Labour’s hydrogen greenwash is ‘ruse’ and ignores need for renewable energy

Green party ADPD says technology for clean hydrogen is still in its infancy and that government failing to push for shift to renewable energy

Malta’s green party has poured cold water over claims by the Labour government of a hydrogen-ready pipeline being the marker of its vision for a clean energy transition.

Ralph Cassar, ADPD secretary-general, called Robert Abela’s recent reference to hydrogen as the fuel source that will be supplied through a new gas pipeline “a ruse”.

Malta has obtained a derogation from the European Commission that will allow a proposed hydrogen-ready pipeline to be finally recognised as a Project of Common Interest by the EU, after failing to obtain funding earlier in the year.

But Cassar said Malta should be pushing for more energy generation from renewables, rather than fossil sources.

“The technology for clean hydrogen is still in its infancy. Hydrogen produced from fossil fuels is not clean. The discussion about energy is still stuck in the usual tit-for-tat between the PN and PL about ‘cheap’ energy from a second interconnector – again both are missing the wood for the trees,” Cassar said.

“The way forward is increasing exponentially our local generation of renewable energy from a mixture of sources including solar, wind and wave, and reducing our total dependency on foreign fuel sources.”

National Statistics Office data has shown that electricity from photovoltaic systems increased by 20.5% over a year in 2020, which Cassar said shows how a shift in emphasis – from interconnectors and pipelines to renewables – more energy can be generated locally.

“It increases jobs and reducing dependence on foreign sources. It is disappointing that the commercial and public sectors, account for only 5.5% and 0.9% of clean energy. Government should lead the way,” Cassar said.

ADPD Chairperson Carmel Cacopardo said: “A post-pandemic recovery strategy is in the offing. We insist that every company, especially the large ones, including: banks, insurance companies and financial sector companies that received or will receive some form of public aid, should be obliged to change their operations concretely, in order that mean global temperature increase is kept below 1.5°C.

“These plans, based on science, should include clear targets for companies to achieve a zero carbon target as quickly as possible. There should also be investment to improve the electricity distribution system not only to reduce energy losses but also to make it possible to better transmit and distribute a larger volumes of renewable energy generated in residential areas.”

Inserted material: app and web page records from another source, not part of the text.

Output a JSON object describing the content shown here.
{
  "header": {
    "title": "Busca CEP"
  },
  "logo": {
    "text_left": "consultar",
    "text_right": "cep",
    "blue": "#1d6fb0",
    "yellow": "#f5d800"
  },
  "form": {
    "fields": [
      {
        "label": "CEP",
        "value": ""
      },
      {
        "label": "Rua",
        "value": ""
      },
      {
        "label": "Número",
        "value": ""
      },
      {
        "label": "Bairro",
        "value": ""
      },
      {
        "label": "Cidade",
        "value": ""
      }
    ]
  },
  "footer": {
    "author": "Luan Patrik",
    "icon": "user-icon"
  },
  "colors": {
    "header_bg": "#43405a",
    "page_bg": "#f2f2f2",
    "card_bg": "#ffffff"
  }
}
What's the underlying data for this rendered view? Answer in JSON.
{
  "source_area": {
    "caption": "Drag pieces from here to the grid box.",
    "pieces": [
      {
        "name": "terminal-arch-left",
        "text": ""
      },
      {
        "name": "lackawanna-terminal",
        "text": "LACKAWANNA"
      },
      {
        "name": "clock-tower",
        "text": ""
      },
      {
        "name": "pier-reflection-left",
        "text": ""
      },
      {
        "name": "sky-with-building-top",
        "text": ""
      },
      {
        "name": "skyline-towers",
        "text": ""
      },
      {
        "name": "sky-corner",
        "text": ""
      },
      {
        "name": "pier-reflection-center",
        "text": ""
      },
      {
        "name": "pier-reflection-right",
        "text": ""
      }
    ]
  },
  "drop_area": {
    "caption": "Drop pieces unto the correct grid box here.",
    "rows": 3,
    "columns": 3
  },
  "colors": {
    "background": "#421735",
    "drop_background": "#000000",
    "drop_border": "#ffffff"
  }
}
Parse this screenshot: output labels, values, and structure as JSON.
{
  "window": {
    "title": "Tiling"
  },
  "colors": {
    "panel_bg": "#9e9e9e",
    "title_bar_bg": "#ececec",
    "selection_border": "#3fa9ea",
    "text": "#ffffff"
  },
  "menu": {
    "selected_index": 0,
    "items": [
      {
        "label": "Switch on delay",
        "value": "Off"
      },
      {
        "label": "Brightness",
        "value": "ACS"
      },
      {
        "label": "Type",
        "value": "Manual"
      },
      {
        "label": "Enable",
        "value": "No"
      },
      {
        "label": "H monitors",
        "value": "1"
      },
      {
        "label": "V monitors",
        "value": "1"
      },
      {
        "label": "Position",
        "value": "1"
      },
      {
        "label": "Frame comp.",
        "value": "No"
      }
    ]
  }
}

The European Commission had shut the door to any funding for Malta’s gas pipeline earlier in 2021, after informing the government that its proposal for a €400 million “hydrogen-ready” pipeline fell short of a sufficient justification.

Malta had already failed to obtain financing in 2019 from the Connecting Europe Facility (CEF) funds due to the Commission’s de-prioritisation of gas projects in its bid to move fast on climate change targets. In 2020 it proposed to have the gas pipeline be able to procure hydrogen in a bid to placate EC decision-makers, but its proposal did not provide a detailed assessment of alternative options for renewable gases and other decarbonisation objectives.